#### Required work:
Repeat every entry exactly as it stands. Omit the images.

#### Input records:

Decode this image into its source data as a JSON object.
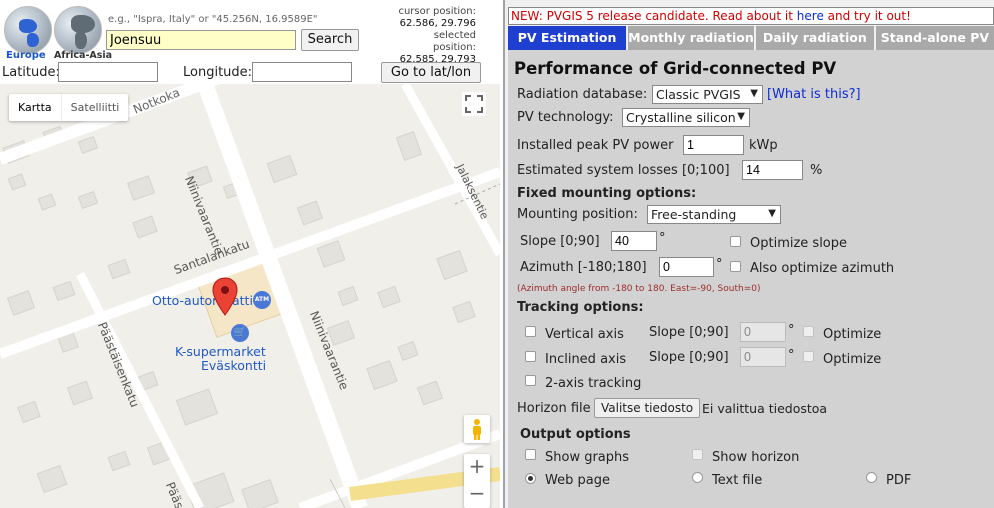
{
  "globes": [
    {
      "label": "Europe",
      "color": "#1a56c7"
    },
    {
      "label": "Africa-Asia",
      "color": "#333333"
    }
  ],
  "search": {
    "hint": "e.g., \"Ispra, Italy\" or \"45.256N, 16.9589E\"",
    "value": "Joensuu",
    "button": "Search"
  },
  "coords": {
    "cursor_label": "cursor position:",
    "cursor_value": "62.586, 29.796",
    "selected_label": "selected position:",
    "selected_value": "62.585, 29.793"
  },
  "latlon": {
    "lat_label": "Latitude:",
    "lon_label": "Longitude:",
    "goto_button": "Go to lat/lon"
  },
  "map": {
    "type_map": "Kartta",
    "type_satellite": "Satelliitti",
    "zoom_in": "+",
    "zoom_out": "−",
    "streets": {
      "notkokatu": "Notkoka",
      "niinivaarantie1": "Niinivaarantie",
      "niinivaarantie2": "Niinivaarantie",
      "jalaksentie": "Jalaksentie",
      "santalankatu": "Santalankatu",
      "paastaisenkatu": "Päästäisenkatu",
      "paasta": "Pääs"
    },
    "pois": {
      "otto": "Otto-automaatti",
      "ksupermarket_line1": "K-supermarket",
      "ksupermarket_line2": "Eväskontti",
      "atm": "ATM"
    }
  },
  "panel": {
    "news_prefix": "NEW: PVGIS 5 release candidate. Read about it ",
    "news_link": "here",
    "news_suffix": " and try it out!",
    "tabs": [
      "PV Estimation",
      "Monthly radiation",
      "Daily radiation",
      "Stand-alone PV"
    ],
    "title": "Performance of Grid-connected PV",
    "radiation_db_label": "Radiation database:",
    "radiation_db_value": "Classic PVGIS",
    "what_is_this": "[What is this?]",
    "pv_tech_label": "PV technology:",
    "pv_tech_value": "Crystalline silicon",
    "peak_power_label": "Installed peak PV power",
    "peak_power_value": "1",
    "peak_power_unit": "kWp",
    "losses_label": "Estimated system losses [0;100]",
    "losses_value": "14",
    "losses_unit": "%",
    "fixed_heading": "Fixed mounting options:",
    "mounting_label": "Mounting position:",
    "mounting_value": "Free-standing",
    "slope_label": "Slope [0;90]",
    "slope_value": "40",
    "deg": "°",
    "optimize_slope": "Optimize slope",
    "azimuth_label": "Azimuth [-180;180]",
    "azimuth_value": "0",
    "optimize_azimuth": "Also optimize azimuth",
    "azimuth_note": "(Azimuth angle from -180 to 180. East=-90, South=0)",
    "tracking_heading": "Tracking options:",
    "vertical_axis": "Vertical axis",
    "inclined_axis": "Inclined axis",
    "two_axis": "2-axis tracking",
    "track_slope_label": "Slope [0;90]",
    "track_slope_value": "0",
    "optimize": "Optimize",
    "horizon_label": "Horizon file",
    "horizon_button": "Valitse tiedosto",
    "horizon_status": "Ei valittua tiedostoa",
    "output_heading": "Output options",
    "show_graphs": "Show graphs",
    "show_horizon": "Show horizon",
    "web_page": "Web page",
    "text_file": "Text file",
    "pdf": "PDF"
  }
}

#### Solution to this task:
Decode this image into its source data as a JSON object.
{
  "globes": [
    {
      "label": "Europe",
      "color": "#1a56c7"
    },
    {
      "label": "Africa-Asia",
      "color": "#333333"
    }
  ],
  "search": {
    "hint": "e.g., \"Ispra, Italy\" or \"45.256N, 16.9589E\"",
    "value": "Joensuu",
    "button": "Search"
  },
  "coords": {
    "cursor_label": "cursor position:",
    "cursor_value": "62.586, 29.796",
    "selected_label": "selected position:",
    "selected_value": "62.585, 29.793"
  },
  "latlon": {
    "lat_label": "Latitude:",
    "lon_label": "Longitude:",
    "goto_button": "Go to lat/lon"
  },
  "map": {
    "type_map": "Kartta",
    "type_satellite": "Satelliitti",
    "zoom_in": "+",
    "zoom_out": "−",
    "streets": {
      "notkokatu": "Notkoka",
      "niinivaarantie1": "Niinivaarantie",
      "niinivaarantie2": "Niinivaarantie",
      "jalaksentie": "Jalaksentie",
      "santalankatu": "Santalankatu",
      "paastaisenkatu": "Päästäisenkatu",
      "paasta": "Pääs"
    },
    "pois": {
      "otto": "Otto-automaatti",
      "ksupermarket_line1": "K-supermarket",
      "ksupermarket_line2": "Eväskontti",
      "atm": "ATM"
    }
  },
  "panel": {
    "news_prefix": "NEW: PVGIS 5 release candidate. Read about it ",
    "news_link": "here",
    "news_suffix": " and try it out!",
    "tabs": [
      "PV Estimation",
      "Monthly radiation",
      "Daily radiation",
      "Stand-alone PV"
    ],
    "title": "Performance of Grid-connected PV",
    "radiation_db_label": "Radiation database:",
    "radiation_db_value": "Classic PVGIS",
    "what_is_this": "[What is this?]",
    "pv_tech_label": "PV technology:",
    "pv_tech_value": "Crystalline silicon",
    "peak_power_label": "Installed peak PV power",
    "peak_power_value": "1",
    "peak_power_unit": "kWp",
    "losses_label": "Estimated system losses [0;100]",
    "losses_value": "14",
    "losses_unit": "%",
    "fixed_heading": "Fixed mounting options:",
    "mounting_label": "Mounting position:",
    "mounting_value": "Free-standing",
    "slope_label": "Slope [0;90]",
    "slope_value": "40",
    "deg": "°",
    "optimize_slope": "Optimize slope",
    "azimuth_label": "Azimuth [-180;180]",
    "azimuth_value": "0",
    "optimize_azimuth": "Also optimize azimuth",
    "azimuth_note": "(Azimuth angle from -180 to 180. East=-90, South=0)",
    "tracking_heading": "Tracking options:",
    "vertical_axis": "Vertical axis",
    "inclined_axis": "Inclined axis",
    "two_axis": "2-axis tracking",
    "track_slope_label": "Slope [0;90]",
    "track_slope_value": "0",
    "optimize": "Optimize",
    "horizon_label": "Horizon file",
    "horizon_button": "Valitse tiedosto",
    "horizon_status": "Ei valittua tiedostoa",
    "output_heading": "Output options",
    "show_graphs": "Show graphs",
    "show_horizon": "Show horizon",
    "web_page": "Web page",
    "text_file": "Text file",
    "pdf": "PDF"
  }
}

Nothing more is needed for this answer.